    Band-stop::
    
    >>> firwin(numtaps, [f1, f2])
    
    Multi-band (passbands are [0, f1], [f2, f3] and [f4, 1])::
    
    >>>firwin(numtaps, [f1, f2, f3, f4])
    
    Multi-band (passbands are [f1, f2] and [f3,f4])::
    
    >>> firwin(numtaps, [f1, f2, f3, f4], pass_zero=False)
    
    See also
    --------
    scipy.signal.firwin2

%magics

IPython includes "magics", which are provide bonus useful functionality in IPython only.

In [9]:
# %timeit runs a single line a bunch of times and reports the average run time
%timeit np.arange(1000)
%timeit xrange(1000)
100000 loops, best of 3: 2.42 ┬Ás per loop
1000000 loops, best of 3: 241 ns per loop
In [10]:
%%prun
# prun runs Python's profiler on the current cell
N = 1e5
scipy.signal.fftconvolve(np.random.rand(N), np.random.rand(N))

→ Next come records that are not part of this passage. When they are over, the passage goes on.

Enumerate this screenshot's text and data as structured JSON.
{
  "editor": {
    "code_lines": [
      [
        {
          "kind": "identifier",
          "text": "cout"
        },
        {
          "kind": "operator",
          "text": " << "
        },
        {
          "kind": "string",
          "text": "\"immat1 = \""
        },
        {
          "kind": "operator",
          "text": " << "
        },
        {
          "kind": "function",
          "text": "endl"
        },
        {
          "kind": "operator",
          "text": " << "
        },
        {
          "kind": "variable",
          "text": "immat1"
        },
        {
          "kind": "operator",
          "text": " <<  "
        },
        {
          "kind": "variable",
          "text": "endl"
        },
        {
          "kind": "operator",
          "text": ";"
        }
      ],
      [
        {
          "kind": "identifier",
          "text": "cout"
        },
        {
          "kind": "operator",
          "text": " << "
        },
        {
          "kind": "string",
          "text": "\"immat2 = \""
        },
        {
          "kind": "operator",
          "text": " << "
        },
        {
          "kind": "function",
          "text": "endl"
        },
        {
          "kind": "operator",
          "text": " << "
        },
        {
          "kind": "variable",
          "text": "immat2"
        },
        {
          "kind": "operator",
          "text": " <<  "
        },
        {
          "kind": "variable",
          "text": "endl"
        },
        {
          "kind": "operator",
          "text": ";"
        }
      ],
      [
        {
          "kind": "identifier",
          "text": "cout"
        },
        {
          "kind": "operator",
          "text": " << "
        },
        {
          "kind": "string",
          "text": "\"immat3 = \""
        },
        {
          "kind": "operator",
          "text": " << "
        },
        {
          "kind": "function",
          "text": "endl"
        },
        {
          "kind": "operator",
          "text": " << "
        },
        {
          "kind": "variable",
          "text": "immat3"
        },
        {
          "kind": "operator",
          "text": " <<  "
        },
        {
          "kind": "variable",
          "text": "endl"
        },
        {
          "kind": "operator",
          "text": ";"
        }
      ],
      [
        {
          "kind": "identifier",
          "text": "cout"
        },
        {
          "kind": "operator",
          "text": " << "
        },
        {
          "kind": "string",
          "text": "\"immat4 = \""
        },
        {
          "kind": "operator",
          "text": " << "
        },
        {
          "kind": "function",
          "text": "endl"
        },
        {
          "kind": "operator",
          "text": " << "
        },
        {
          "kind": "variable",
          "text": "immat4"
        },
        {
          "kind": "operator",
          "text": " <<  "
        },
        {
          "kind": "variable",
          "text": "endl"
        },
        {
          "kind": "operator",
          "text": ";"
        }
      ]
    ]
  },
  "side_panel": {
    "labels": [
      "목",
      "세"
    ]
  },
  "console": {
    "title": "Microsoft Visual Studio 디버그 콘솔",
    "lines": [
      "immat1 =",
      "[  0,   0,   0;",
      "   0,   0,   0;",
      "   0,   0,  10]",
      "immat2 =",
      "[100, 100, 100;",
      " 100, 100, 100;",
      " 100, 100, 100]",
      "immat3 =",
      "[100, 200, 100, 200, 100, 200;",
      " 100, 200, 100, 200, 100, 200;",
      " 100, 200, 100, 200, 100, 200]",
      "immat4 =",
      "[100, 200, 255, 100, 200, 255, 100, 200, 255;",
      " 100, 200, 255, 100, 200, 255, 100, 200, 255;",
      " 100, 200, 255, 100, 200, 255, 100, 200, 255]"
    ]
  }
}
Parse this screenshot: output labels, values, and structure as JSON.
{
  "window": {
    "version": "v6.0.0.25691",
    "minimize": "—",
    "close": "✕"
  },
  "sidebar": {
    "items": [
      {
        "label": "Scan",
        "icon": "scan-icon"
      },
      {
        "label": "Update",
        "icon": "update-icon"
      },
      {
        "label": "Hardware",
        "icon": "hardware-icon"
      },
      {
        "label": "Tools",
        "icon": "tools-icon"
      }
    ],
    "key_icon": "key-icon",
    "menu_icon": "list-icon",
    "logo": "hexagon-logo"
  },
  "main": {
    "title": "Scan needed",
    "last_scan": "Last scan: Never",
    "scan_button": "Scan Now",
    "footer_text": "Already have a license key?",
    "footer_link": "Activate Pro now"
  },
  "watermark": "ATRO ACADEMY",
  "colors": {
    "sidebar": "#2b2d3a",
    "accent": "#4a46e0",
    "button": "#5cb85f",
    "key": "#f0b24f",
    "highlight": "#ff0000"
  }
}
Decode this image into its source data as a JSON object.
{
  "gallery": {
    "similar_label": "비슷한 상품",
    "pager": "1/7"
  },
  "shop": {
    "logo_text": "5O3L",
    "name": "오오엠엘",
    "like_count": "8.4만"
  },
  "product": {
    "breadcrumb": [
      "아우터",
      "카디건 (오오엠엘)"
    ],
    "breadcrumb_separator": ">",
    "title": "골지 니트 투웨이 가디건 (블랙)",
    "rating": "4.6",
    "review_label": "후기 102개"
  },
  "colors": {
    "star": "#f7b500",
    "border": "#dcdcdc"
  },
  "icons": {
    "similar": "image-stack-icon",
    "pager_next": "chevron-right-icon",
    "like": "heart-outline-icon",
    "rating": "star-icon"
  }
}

In [11]:
# Not a magic, but IPython also allows for running shell commands
!ls -lh
total 240
-rw-r--r--  1 dawenl  staff    76K Feb  7 12:23 demo.ipynb
-rw-r--r--  1 dawenl  staff   2.3K Feb  7 12:23 demo.py
[email protected] 1 dawenl  staff    36K Feb  6 23:41 logo.png
In [12]:
# The Python-Matlab bridge can be used as a magic
import pymatbridge as pymat
ip = get_ipython()
pymat.load_ipython_extension(ip)
Starting MATLAB on http://localhost:64732
 visit http://localhost:64732/exit.m to shut down same
.....MATLAB started and connected!
In [13]:
# Python variable - a filter cutoff
Wn = .2
In [14]:
%%matlab -i Wn -o b
b = fir1(30, Wn);
In [15]:
import scipy.signal
w, h = scipy.signal.freqz(b);
plt.plot(w, np.abs(h))
Out[15]:
[<matplotlib.lines.Line2D at 0x107ba15d0>]

Output